And, of course, the Tarot gives this a nice performative as well as iconographic twist. The invitation of the cards is to do a reading with them. Deal them out, put them in a pattern and open your mind to what emerges – a brilliant way of actively engaging people in dense historical and political reflection. I have to say, alas, this did not do a lot for me, probably because I knew too much already. The most striking outcome was that the first card I turned over was the King of Chalices, the founder of management cybernetics, my man Stafford Beer, about whom I have, as it happens, written extensively. Treister is quite right to include him in her pantheon as a representative of the bright side, ‘part of a radical British tendency within cybernetics of “anti-control”’, and she picks up many of the right topics, running from Beer’s truly amazing biological computing project in the late 1950s, which aimed to entrain pond ecosystems as managers of factories, up to Project Cybersyn in Chile, which aimed at cybernetic management of the entire economy until it was cut off by the Pinochet Coup and the participants fled or were imprisoned. But I have to say that I was left with the feeling that a citation to my own work would have been nice here, and no doubt I will not be the last historian to feel that way.)

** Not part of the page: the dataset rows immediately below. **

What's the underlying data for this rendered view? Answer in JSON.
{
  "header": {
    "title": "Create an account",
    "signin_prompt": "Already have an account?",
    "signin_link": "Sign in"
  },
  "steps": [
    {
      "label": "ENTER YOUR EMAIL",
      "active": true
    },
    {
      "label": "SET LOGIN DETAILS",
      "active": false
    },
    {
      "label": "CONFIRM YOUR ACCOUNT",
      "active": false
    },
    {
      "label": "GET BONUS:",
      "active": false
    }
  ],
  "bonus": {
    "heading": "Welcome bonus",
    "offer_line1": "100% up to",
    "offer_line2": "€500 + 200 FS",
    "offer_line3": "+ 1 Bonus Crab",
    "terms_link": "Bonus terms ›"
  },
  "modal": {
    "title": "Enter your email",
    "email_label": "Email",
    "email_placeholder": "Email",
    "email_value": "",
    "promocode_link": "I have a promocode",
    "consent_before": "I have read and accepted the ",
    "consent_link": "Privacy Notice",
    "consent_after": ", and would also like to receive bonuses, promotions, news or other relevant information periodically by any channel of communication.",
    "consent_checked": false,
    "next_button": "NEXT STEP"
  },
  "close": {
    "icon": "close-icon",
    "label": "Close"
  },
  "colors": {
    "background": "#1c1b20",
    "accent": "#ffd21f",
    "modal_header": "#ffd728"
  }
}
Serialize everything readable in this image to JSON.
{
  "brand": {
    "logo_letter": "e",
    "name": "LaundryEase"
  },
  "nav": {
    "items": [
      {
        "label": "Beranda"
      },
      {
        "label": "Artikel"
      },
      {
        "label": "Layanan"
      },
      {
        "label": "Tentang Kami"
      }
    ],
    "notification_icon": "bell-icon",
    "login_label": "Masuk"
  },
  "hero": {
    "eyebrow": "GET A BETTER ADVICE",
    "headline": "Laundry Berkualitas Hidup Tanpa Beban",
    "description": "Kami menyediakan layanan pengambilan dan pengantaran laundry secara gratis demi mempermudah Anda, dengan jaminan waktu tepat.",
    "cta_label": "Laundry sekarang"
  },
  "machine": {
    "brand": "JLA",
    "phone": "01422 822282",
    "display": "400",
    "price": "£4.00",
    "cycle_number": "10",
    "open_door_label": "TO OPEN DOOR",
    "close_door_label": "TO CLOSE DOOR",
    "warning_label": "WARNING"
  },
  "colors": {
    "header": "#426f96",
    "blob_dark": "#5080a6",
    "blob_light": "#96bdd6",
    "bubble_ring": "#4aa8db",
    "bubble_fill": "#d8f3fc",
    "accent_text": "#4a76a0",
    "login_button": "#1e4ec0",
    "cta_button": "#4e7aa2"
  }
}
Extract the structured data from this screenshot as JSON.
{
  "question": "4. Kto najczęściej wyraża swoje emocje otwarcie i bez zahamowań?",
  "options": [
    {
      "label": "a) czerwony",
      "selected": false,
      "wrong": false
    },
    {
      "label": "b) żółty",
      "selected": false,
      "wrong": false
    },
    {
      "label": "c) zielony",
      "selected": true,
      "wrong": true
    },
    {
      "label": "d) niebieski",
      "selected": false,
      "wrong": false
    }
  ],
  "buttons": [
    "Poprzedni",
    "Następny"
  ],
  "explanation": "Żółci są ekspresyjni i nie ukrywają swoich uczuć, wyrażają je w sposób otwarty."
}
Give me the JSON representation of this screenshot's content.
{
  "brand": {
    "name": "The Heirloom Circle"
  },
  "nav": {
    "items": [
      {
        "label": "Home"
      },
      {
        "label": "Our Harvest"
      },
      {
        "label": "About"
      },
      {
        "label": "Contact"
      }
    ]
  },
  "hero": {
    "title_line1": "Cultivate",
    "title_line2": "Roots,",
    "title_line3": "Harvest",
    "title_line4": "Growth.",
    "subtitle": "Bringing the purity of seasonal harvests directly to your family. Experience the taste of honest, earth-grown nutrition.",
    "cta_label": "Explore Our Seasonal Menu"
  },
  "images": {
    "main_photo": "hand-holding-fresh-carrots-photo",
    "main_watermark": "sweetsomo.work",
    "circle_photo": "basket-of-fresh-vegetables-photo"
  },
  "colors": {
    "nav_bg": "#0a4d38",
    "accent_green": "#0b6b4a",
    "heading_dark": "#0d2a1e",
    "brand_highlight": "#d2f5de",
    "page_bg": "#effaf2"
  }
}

Image: Suzanne Treister, HEXEN2.0: IV The Emperor, Diogenes of Sinope, 2009-11
One last thought. HEXEN2.0 traces out a fascinating tangled web of historical interconnections, but it is interesting to note where Treister draws the line, where the connections stop. Stafford Beer’s card includes ‘cybernetics and spirituality’ as a single item amongst many, but Treister hardly hints at the powerful current of non-standard spiritualities that runs together with many of the threads she represents: Beer taught Tantric yoga; Ross Ashby embraced spiritualism and declared himself a ‘time-worshipper’; Huxley’s affiliations with the East are well known as, perhaps, are Gregory Bateson’s. And none of this is irrelevant to their lives and work. Larsen’s essay is right in its title to refer to Treister’s ‘Radical Enlightenment.’ If the Tarot gestures back to a nonmodern ontology, this de-spiritualised history of cybernetics remains modern in this sense, more an echo of Haraway and Marx than Paracelsus.
Andrew Pickering <a.r.pickering AT exeter.ac.uk> is professor of sociology and philosophy at the University of Exeter. With PhDs in particle physics and science studies, his books include Constructing Quarks: A Sociological History of Particle Physics, The Mangle of Practice: Time, Agency and Science, and, most recently, The Cybernetic Brain: Sketches of Another Future. His current research is on art, ontology and the environment.
Suzanne Treister, hexen2.0, book and Tarot cards, London:Black Dog Publishing.
HEXEN2.0 was on display at:
Science Museum, London: 7 March - 1 May 2012 and WORK, London (HEXEN 2.0/Literature works), 16 March - 12 May 2012.
It is currently on display at:
Hartware MedienKunstVerein (HMKV), Dortmund, Germany:
21 April - 22 July 2012